:: Work required ::
Please restate each entry exactly, without skipping any.

Supplied data START

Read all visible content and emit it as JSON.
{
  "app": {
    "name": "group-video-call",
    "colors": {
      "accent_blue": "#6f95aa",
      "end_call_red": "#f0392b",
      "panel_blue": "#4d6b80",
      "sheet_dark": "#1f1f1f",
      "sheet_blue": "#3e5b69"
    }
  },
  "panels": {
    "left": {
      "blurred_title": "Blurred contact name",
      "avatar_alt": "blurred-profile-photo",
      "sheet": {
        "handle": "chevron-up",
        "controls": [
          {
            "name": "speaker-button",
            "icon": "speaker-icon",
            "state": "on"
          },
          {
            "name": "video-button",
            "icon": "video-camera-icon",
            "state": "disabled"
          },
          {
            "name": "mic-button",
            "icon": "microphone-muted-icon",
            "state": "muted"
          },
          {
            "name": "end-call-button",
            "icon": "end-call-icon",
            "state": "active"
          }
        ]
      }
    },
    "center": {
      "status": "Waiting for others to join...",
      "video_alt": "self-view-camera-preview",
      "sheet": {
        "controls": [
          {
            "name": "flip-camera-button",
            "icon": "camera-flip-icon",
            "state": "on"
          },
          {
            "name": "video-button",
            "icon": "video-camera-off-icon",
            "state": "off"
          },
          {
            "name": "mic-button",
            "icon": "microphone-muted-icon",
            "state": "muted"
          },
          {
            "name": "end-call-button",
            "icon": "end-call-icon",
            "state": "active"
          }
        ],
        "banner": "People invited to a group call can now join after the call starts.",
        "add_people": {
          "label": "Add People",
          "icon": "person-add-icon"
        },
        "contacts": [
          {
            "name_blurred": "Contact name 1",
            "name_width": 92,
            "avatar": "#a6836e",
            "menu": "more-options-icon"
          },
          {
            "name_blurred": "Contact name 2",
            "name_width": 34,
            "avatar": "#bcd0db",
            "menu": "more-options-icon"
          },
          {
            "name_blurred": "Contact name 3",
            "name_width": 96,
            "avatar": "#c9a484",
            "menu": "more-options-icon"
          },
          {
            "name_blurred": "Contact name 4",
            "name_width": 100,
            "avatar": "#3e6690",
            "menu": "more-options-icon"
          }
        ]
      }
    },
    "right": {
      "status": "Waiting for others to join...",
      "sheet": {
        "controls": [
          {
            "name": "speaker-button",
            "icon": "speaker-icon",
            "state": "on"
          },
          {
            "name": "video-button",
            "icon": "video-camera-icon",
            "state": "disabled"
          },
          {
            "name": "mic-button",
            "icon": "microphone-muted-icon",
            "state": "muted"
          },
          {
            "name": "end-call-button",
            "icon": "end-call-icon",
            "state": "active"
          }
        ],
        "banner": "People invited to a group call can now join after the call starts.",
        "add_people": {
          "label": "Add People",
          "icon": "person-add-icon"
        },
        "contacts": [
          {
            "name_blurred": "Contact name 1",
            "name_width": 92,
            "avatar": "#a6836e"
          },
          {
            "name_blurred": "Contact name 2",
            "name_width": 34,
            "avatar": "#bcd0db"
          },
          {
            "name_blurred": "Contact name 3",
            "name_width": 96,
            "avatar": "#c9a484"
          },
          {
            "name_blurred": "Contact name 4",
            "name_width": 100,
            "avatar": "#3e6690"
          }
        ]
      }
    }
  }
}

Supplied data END

:: Answer below ::
Read all visible content and emit it as JSON.
{
  "app": {
    "name": "group-video-call",
    "colors": {
      "accent_blue": "#6f95aa",
      "end_call_red": "#f0392b",
      "panel_blue": "#4d6b80",
      "sheet_dark": "#1f1f1f",
      "sheet_blue": "#3e5b69"
    }
  },
  "panels": {
    "left": {
      "blurred_title": "Blurred contact name",
      "avatar_alt": "blurred-profile-photo",
      "sheet": {
        "handle": "chevron-up",
        "controls": [
          {
            "name": "speaker-button",
            "icon": "speaker-icon",
            "state": "on"
          },
          {
            "name": "video-button",
            "icon": "video-camera-icon",
            "state": "disabled"
          },
          {
            "name": "mic-button",
            "icon": "microphone-muted-icon",
            "state": "muted"
          },
          {
            "name": "end-call-button",
            "icon": "end-call-icon",
            "state": "active"
          }
        ]
      }
    },
    "center": {
      "status": "Waiting for others to join...",
      "video_alt": "self-view-camera-preview",
      "sheet": {
        "controls": [
          {
            "name": "flip-camera-button",
            "icon": "camera-flip-icon",
            "state": "on"
          },
          {
            "name": "video-button",
            "icon": "video-camera-off-icon",
            "state": "off"
          },
          {
            "name": "mic-button",
            "icon": "microphone-muted-icon",
            "state": "muted"
          },
          {
            "name": "end-call-button",
            "icon": "end-call-icon",
            "state": "active"
          }
        ],
        "banner": "People invited to a group call can now join after the call starts.",
        "add_people": {
          "label": "Add People",
          "icon": "person-add-icon"
        },
        "contacts": [
          {
            "name_blurred": "Contact name 1",
            "name_width": 92,
            "avatar": "#a6836e",
            "menu": "more-options-icon"
          },
          {
            "name_blurred": "Contact name 2",
            "name_width": 34,
            "avatar": "#bcd0db",
            "menu": "more-options-icon"
          },
          {
            "name_blurred": "Contact name 3",
            "name_width": 96,
            "avatar": "#c9a484",
            "menu": "more-options-icon"
          },
          {
            "name_blurred": "Contact name 4",
            "name_width": 100,
            "avatar": "#3e6690",
            "menu": "more-options-icon"
          }
        ]
      }
    },
    "right": {
      "status": "Waiting for others to join...",
      "sheet": {
        "controls": [
          {
            "name": "speaker-button",
            "icon": "speaker-icon",
            "state": "on"
          },
          {
            "name": "video-button",
            "icon": "video-camera-icon",
            "state": "disabled"
          },
          {
            "name": "mic-button",
            "icon": "microphone-muted-icon",
            "state": "muted"
          },
          {
            "name": "end-call-button",
            "icon": "end-call-icon",
            "state": "active"
          }
        ],
        "banner": "People invited to a group call can now join after the call starts.",
        "add_people": {
          "label": "Add People",
          "icon": "person-add-icon"
        },
        "contacts": [
          {
            "name_blurred": "Contact name 1",
            "name_width": 92,
            "avatar": "#a6836e"
          },
          {
            "name_blurred": "Contact name 2",
            "name_width": 34,
            "avatar": "#bcd0db"
          },
          {
            "name_blurred": "Contact name 3",
            "name_width": 96,
            "avatar": "#c9a484"
          },
          {
            "name_blurred": "Contact name 4",
            "name_width": 100,
            "avatar": "#3e6690"
          }
        ]
      }
    }
  }
}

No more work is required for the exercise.